## WHAT THE TASK REQUIRES
Copy every line of the records exactly, without including the images.

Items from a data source
|---|

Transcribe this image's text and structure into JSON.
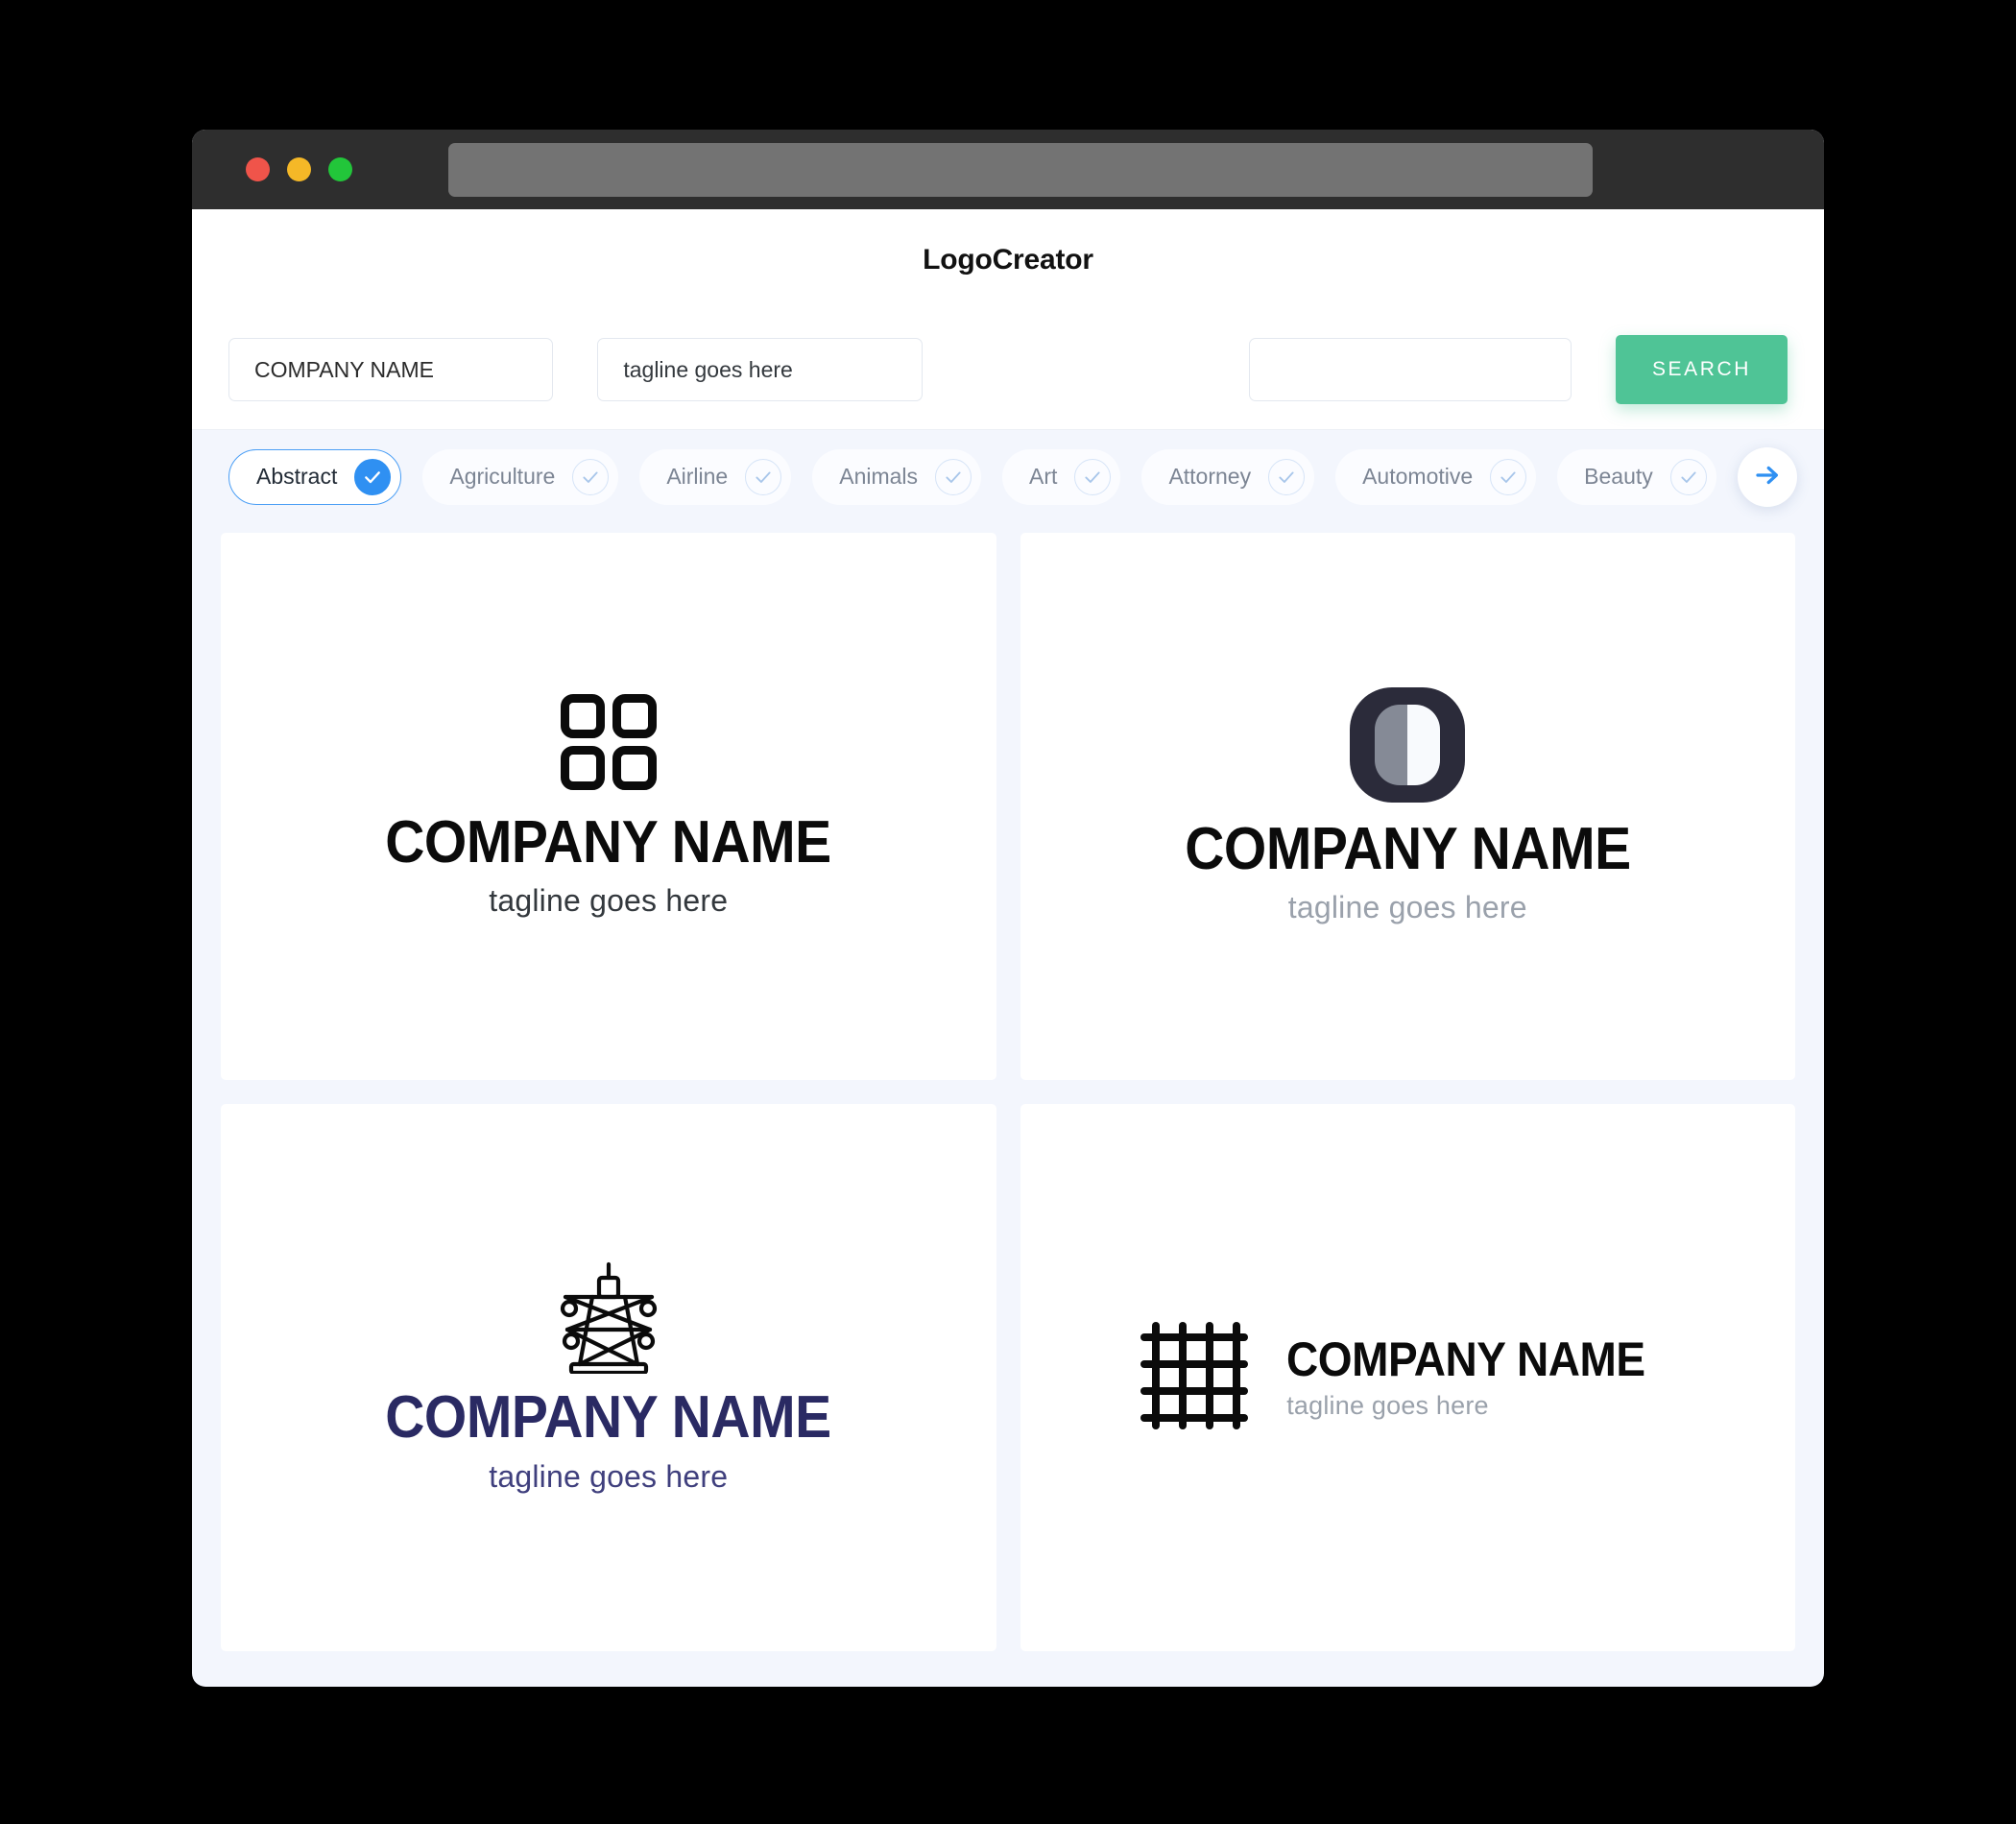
{
  "window": {
    "traffic_lights": [
      {
        "name": "close",
        "color": "#f0544a"
      },
      {
        "name": "minimize",
        "color": "#f5b827"
      },
      {
        "name": "maximize",
        "color": "#22c63a"
      }
    ],
    "address_bar_value": ""
  },
  "header": {
    "title": "LogoCreator"
  },
  "search": {
    "company_value": "COMPANY NAME",
    "company_placeholder": "COMPANY NAME",
    "tagline_value": "tagline goes here",
    "tagline_placeholder": "tagline goes here",
    "extra_value": "",
    "extra_placeholder": "",
    "button_label": "SEARCH",
    "button_color": "#4fc496"
  },
  "categories": {
    "next_icon": "arrow-right-icon",
    "items": [
      {
        "label": "Abstract",
        "selected": true
      },
      {
        "label": "Agriculture",
        "selected": false
      },
      {
        "label": "Airline",
        "selected": false
      },
      {
        "label": "Animals",
        "selected": false
      },
      {
        "label": "Art",
        "selected": false
      },
      {
        "label": "Attorney",
        "selected": false
      },
      {
        "label": "Automotive",
        "selected": false
      },
      {
        "label": "Beauty",
        "selected": false
      }
    ],
    "selected_color": "#2f90f2"
  },
  "results": [
    {
      "mark": "four-rounded-squares-icon",
      "name": "COMPANY NAME",
      "tagline": "tagline goes here",
      "name_color": "#0b0b0b",
      "tagline_color": "#33383d",
      "layout": "stacked"
    },
    {
      "mark": "split-circle-icon",
      "name": "COMPANY NAME",
      "tagline": "tagline goes here",
      "name_color": "#0b0b0b",
      "tagline_color": "#9aa1ab",
      "layout": "stacked"
    },
    {
      "mark": "transmission-tower-icon",
      "name": "COMPANY NAME",
      "tagline": "tagline goes here",
      "name_color": "#2a2a63",
      "tagline_color": "#3f3f7d",
      "layout": "stacked"
    },
    {
      "mark": "grid-lattice-icon",
      "name": "COMPANY NAME",
      "tagline": "tagline goes here",
      "name_color": "#0b0b0b",
      "tagline_color": "#9aa1ab",
      "layout": "horizontal"
    }
  ]
}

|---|

## FINISHED EXERCISE
Transcribe this image's text and structure into JSON.
{
  "window": {
    "traffic_lights": [
      {
        "name": "close",
        "color": "#f0544a"
      },
      {
        "name": "minimize",
        "color": "#f5b827"
      },
      {
        "name": "maximize",
        "color": "#22c63a"
      }
    ],
    "address_bar_value": ""
  },
  "header": {
    "title": "LogoCreator"
  },
  "search": {
    "company_value": "COMPANY NAME",
    "company_placeholder": "COMPANY NAME",
    "tagline_value": "tagline goes here",
    "tagline_placeholder": "tagline goes here",
    "extra_value": "",
    "extra_placeholder": "",
    "button_label": "SEARCH",
    "button_color": "#4fc496"
  },
  "categories": {
    "next_icon": "arrow-right-icon",
    "items": [
      {
        "label": "Abstract",
        "selected": true
      },
      {
        "label": "Agriculture",
        "selected": false
      },
      {
        "label": "Airline",
        "selected": false
      },
      {
        "label": "Animals",
        "selected": false
      },
      {
        "label": "Art",
        "selected": false
      },
      {
        "label": "Attorney",
        "selected": false
      },
      {
        "label": "Automotive",
        "selected": false
      },
      {
        "label": "Beauty",
        "selected": false
      }
    ],
    "selected_color": "#2f90f2"
  },
  "results": [
    {
      "mark": "four-rounded-squares-icon",
      "name": "COMPANY NAME",
      "tagline": "tagline goes here",
      "name_color": "#0b0b0b",
      "tagline_color": "#33383d",
      "layout": "stacked"
    },
    {
      "mark": "split-circle-icon",
      "name": "COMPANY NAME",
      "tagline": "tagline goes here",
      "name_color": "#0b0b0b",
      "tagline_color": "#9aa1ab",
      "layout": "stacked"
    },
    {
      "mark": "transmission-tower-icon",
      "name": "COMPANY NAME",
      "tagline": "tagline goes here",
      "name_color": "#2a2a63",
      "tagline_color": "#3f3f7d",
      "layout": "stacked"
    },
    {
      "mark": "grid-lattice-icon",
      "name": "COMPANY NAME",
      "tagline": "tagline goes here",
      "name_color": "#0b0b0b",
      "tagline_color": "#9aa1ab",
      "layout": "horizontal"
    }
  ]
}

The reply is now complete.